A few dignitaries and volunteers spoke about restoring the island’s tree canopy, much of which was lost in Hurricane Ike. Galveston’s always affable Mayor Joe Jaworski offered a few remarks. Then he introduced an 80 year-old man standing in the crowd, a squinting fellow with gray hair and a hearing aid and a weathered face that looked familiar, especially to people of a certain age.

“Dan Rather, you are a legend in America,” the mayor said, as he read a proclamation declaring this Arbor Day also Dan Rather Day in Galveston.

The old reporter had returned to the scene of one of his biggest stories. A half-century ago, his riveting reports from inside the Weather Bureau office in Galveston warned Texans about a monstrous storm called Hurricane Carla.
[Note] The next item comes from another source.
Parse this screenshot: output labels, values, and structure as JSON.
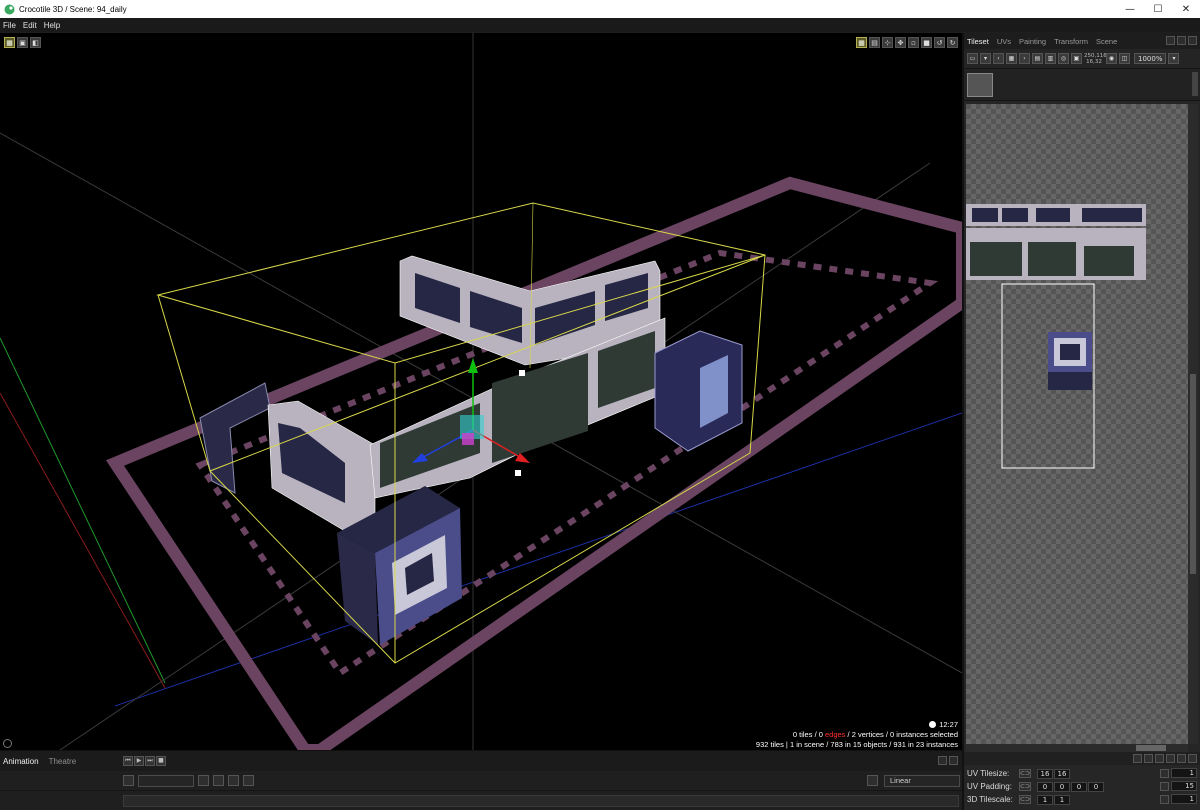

He literally changed the way the world sees hurricanes, convincing Weather Bureau officials to allow the first broadcast of live radar images showing the massive storm system churning toward the Texas coastline.

“What I remember was how huge it was,” Rather recalled. “That’s number one. And number two, I remember the moment when I saw for the first time the radar picture of the hurricane. It literally took my breath away.”

Ghostly black-and-while television pictures preserved from that week in September 1961 show Rather, who was then news director of KHOU Channel 11, reading weather bulletins about the approaching storm.

“Evacuation should be hastened before it is too late,” he said, as Galveston forecasters bustled around him. The technology was so primitive, a Weather Bureau official resorted to scrawling on a piece of paper in an attempt to teach the television audience about the now familiar pattern of rain bands swirling around a hurricane.

“I wonder if you could explain this business about the eye of the hurricane,” Rather asked, knowing that people watching on television had never before seen such a thing. (He pronounced it not “HER-uh-cane” but “HER-uh-cun.”)

Government officials were wary of showing radar pictures on television, especially superimposed over a map of the coastline that emphasized the mammoth storm’s size. But Rather helped persuade them it would save lives. 

“I among others told them, listen, Texans have a lot of flaws and failures, they have their problems, but Texans don’t panic,” he said. “Texas are hard to herd, impossible to stampede.”

The ominous radar images of the hurricane churning toward the coastline played a huge role in persuading—maybe scaring—an estimated 350,000 people to evacuate their homes. At the time, it was considered the biggest weather-related evacuation in American history. 

Carla may well have been the most intense Atlantic storm ever to strike the United States when it slammed into the Galveston seawall. Forecasters believe it was even more intense than the 1900 storm that killed an estimated 6,000 people in Galveston, which remains the deadliest natural disaster in American history.

And yet, only 46 people died during Carla. A government report on the storm later credited KHOU’s telecasts with saving countless lives.

It also propelled Rather into the national eye, catching the attention of Walter Cronkite, who’s reputed to recommend CBS News hire his fellow Houston reporter who was “up to his ass in water moccasins.” 

Today, after his contentious parting with CBS, Rather continues producing award-winning documentaries for HDNet, whose fledgling news operation he compares to the days when he pioneered television news at KHOU.

“I don’t quit,” he says. “I teach my children and grandchildren Rathers don’t quit.”